Expectedly, the second-quarter results of ConocoPhillips (NYSE:COP) that were just released were not up to the mark. The weakness in oil prices on a year-over-year basis took a huge toll on the company's financial performance, leading to a bottom line miss. In effect, the company's cost-reduction moves were not enough to help it mitigate the weakness in oil prices, which is why its performance suffered all the more in the second quarter.
In this article, we will take a closer look at Conoco's second-quarter performance and see where the company is headed next.
Low oil prices have taken a toll
For the second quarter, ConocoPhillips swung to a loss as compared to the prior-year period. More specifically, the company's adjusted loss for the second quarter came in at a whopping $985 million, way below the adjusted profit of $81 million in the year-ago period. There were two factors at play that led to this steep decline in Conoco's earnings - lower oil prices and weaker production.

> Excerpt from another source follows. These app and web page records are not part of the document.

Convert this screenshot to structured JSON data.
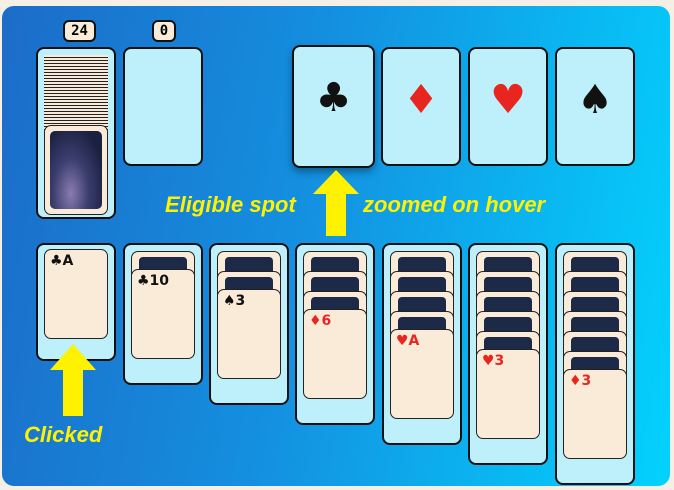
{
  "stock": {
    "count": "24"
  },
  "waste": {
    "count": "0"
  },
  "foundations": [
    {
      "suit": "♣",
      "color": "#111111",
      "hovered": true
    },
    {
      "suit": "♦",
      "color": "#e8261f"
    },
    {
      "suit": "♥",
      "color": "#e8261f"
    },
    {
      "suit": "♠",
      "color": "#111111"
    }
  ],
  "tableau": [
    {
      "down": 0,
      "face": "♣A",
      "red": false
    },
    {
      "down": 1,
      "face": "♣10",
      "red": false
    },
    {
      "down": 2,
      "face": "♠3",
      "red": false
    },
    {
      "down": 3,
      "face": "♦6",
      "red": true
    },
    {
      "down": 4,
      "face": "♥A",
      "red": true
    },
    {
      "down": 5,
      "face": "♥3",
      "red": true
    },
    {
      "down": 6,
      "face": "♦3",
      "red": true
    }
  ],
  "annotations": {
    "eligible": "Eligible spot",
    "zoomed": "zoomed on hover",
    "clicked": "Clicked"
  },
  "colors": {
    "arrow": "#fff200",
    "slot": "#bdf0fb",
    "card": "#faebd8"
  }
}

In fact, during the reported quarter, Conoco's average realized price fell to $27.79 per barrel of oil equivalent, down from the price of $39.06 per barrel in the prior year period. This means that Conoco's crude oil price realization dropped almost 29% from last year. Additionally, a production decline of almost 3%, or 49,000 barrels per day, from last year to 1,546 thousand barrels per day in the second quarter also added to the weakness in its results. This decline in production was a result of downtime, fires in Canada, and depletion on account of lower capital expenses.
The massive decline in Conoco's earnings also led to a cash burn on a year-over-year basis. In the second quarter of 2016, Conoco generated $1.23 billion of cash from operations, down significantly from operating cash flow of $2.3 billion last year. Hence, it is quite evident that the oil price weakness has inflicted a lot of pain on ConocoPhillips, but the company has still decided to ramp up its production forecast for the year, while reducing the cost forecast at the same time.
What about the guidance?
Despite suffering on account of low oil prices last quarter, Conoco has decided to enhance its production forecast for 2016 to 1,570 MBOED from the prior forecast of 1,540 MBOED. Additionally, Conoco has decided to lower the adjusted operating cost guidance as well, encouraged by an 18% drop in operating expenses in the recent quarter. More specifically, Conoco now sees total operating costs of $6.8 billion this year, which is a reduction of $200 million from its prior forecast.
In my opinion, Conoco's improved cost and production guidance is good news for investors as this will enable the company to take advantage of a possible improvement in oil prices. This is because an anticipated decline in oil production, coupled with a rise in demand, should eventually lead to an improvement in oil prices.
In fact, oil inventories have started declining of late and this has led to a rally of sorts in crude oil prices. This is shown in the chart given below:
Looking ahead, it is likely that oil inventories will continue to decline and this will lead to an improvement in pricing. Now, a decline in oil inventories will be primarily a result of lower production. For instance, U.S. production will drop 800,000 bpd in 2016 and 400,000 bpd in 2017. Similarly, Russian oil production has also been trending lower of late, as shown below:
The key factor that's leading to lower oil production in these two countries, which are among the top three oil producers globally, is a massive cut in investment in the oil and gas space. For instance, upstream, midstream, and downstream capex in the U.S. will drop by a quarter this year to $136 billion after a massive drop of 36% last year.
At the same time, oil demand will continue to remain robust, with the EIA forecasting an increase of 1.4 million bpd in demand this year. Additionally, oil demand will be even stronger next year with a rise of 1.5 million bpd forecasted by the EIA. The net effect of the increase in oil demand and lower supply will be a better demand-supply balance in the market, as shown in the chart below, which will lead to improved pricing:
Hence, ConocoPhillips' performance should gradually start getting better by next year as the demand-supply balance in the oil market gets favorable. Therefore, ConocoPhillips is making the right move by lowering its costs further and enhancing production, which is why investors should not panic after its latest results.
Disclosure: I/we have no positions in any stocks mentioned, and no plans to initiate any positions within the next 72 hours.
I wrote this article myself, and it expresses my own opinions. I am not receiving compensation for it (other than from Seeking Alpha). I have no business relationship with any company whose stock is mentioned in this article.